-Nate Hill

Deadfall

Deadfall is a dangerously sexy, offbeat snowbound thriller with a gorgeous cast, wintry photography and a hard boiled noir edge that feels almost mythical at times. Despite an ending that doesn’t come close to wrapping up its multifaceted, emotionally dense story (someone shit the bed in the editing room), I still love it, it’s wonderfully atmospheric, using character and story to transport you into the narrative, while violence and action comes second but with no less of an impact. Eric Bana gives one scary knockout performance as Addison, a charismatic sociopath on the run with his sultry, damaged goods sister (Olivia Wilde) following a casino robbery that ended in bloodshed and a statewide manhunt. After their car gets spectacularly destroyed, they’re forced through the wilderness to a small county and try to evade encroaching law enforcement. At the same time, a troubled ex-prizefighter (Charlie Hunnam) is en route to the same county to spend the holidays with his estranged parents (Sissy Spacek and Kris Kristofferson), and the paths of these ill fated characters inevitably collide in a blood soaked blizzard of cat and mouse games. Kate Mara is also fantastic as the daughter of an asshole local sheriff (Treat Williams) who thinks that women have no business carrying a badge.
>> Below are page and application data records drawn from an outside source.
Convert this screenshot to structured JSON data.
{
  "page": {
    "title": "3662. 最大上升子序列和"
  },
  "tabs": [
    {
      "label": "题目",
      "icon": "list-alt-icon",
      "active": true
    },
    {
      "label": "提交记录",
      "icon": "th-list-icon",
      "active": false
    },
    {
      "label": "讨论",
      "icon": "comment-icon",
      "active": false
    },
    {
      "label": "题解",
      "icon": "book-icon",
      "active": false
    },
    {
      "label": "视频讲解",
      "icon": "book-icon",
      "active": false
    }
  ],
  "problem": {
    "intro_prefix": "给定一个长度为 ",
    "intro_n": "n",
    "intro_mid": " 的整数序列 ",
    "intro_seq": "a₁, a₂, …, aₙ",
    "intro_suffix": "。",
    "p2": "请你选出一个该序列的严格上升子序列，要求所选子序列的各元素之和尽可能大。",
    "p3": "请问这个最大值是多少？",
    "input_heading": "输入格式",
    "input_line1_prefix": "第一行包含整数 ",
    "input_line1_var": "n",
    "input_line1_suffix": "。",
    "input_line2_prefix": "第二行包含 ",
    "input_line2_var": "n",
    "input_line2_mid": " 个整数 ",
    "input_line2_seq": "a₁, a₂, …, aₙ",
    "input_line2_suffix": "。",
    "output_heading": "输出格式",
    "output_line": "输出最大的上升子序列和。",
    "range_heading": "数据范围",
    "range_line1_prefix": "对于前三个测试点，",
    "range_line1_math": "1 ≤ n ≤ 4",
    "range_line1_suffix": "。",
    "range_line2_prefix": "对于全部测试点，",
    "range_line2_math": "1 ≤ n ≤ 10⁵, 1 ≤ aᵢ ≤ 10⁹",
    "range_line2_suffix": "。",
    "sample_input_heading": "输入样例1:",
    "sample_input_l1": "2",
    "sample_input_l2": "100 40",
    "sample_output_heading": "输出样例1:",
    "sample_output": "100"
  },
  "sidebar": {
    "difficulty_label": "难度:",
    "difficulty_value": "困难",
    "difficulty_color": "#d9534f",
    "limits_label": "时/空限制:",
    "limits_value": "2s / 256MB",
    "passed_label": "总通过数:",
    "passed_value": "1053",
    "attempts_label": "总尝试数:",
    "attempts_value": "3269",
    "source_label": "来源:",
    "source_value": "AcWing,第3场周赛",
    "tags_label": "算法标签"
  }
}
There’s a lot of plot threads and elements at play, most of which the film handles with adept fluidity, except for the very end where it seems like a scene or two is missing, I could have used a bit more resoluteness in Hunnam’s arc. The film overall is too good to nitpick, especially Eric Bana’s work, the dialogue written for him has a poetic, ponderous cadence. He really sinks into the role, casting a freaky, incestuous eye towards his sister and calmly, deliberately terrorizing anyone who gets in his way, including a mysterious First Nations man (Tom Jackson) who serves to represent the esoteric nature of the landscape clashing with the materialistic, hard edged criminal element trespassing on it, or at least that’s how I saw it. A near excellent film with more going on under the surface than the mounting blanket of snow suggests (I can’t resist the winter metaphors), plenty of thrills and conflict as well as a fine cast all doing great work.

-Nate Hill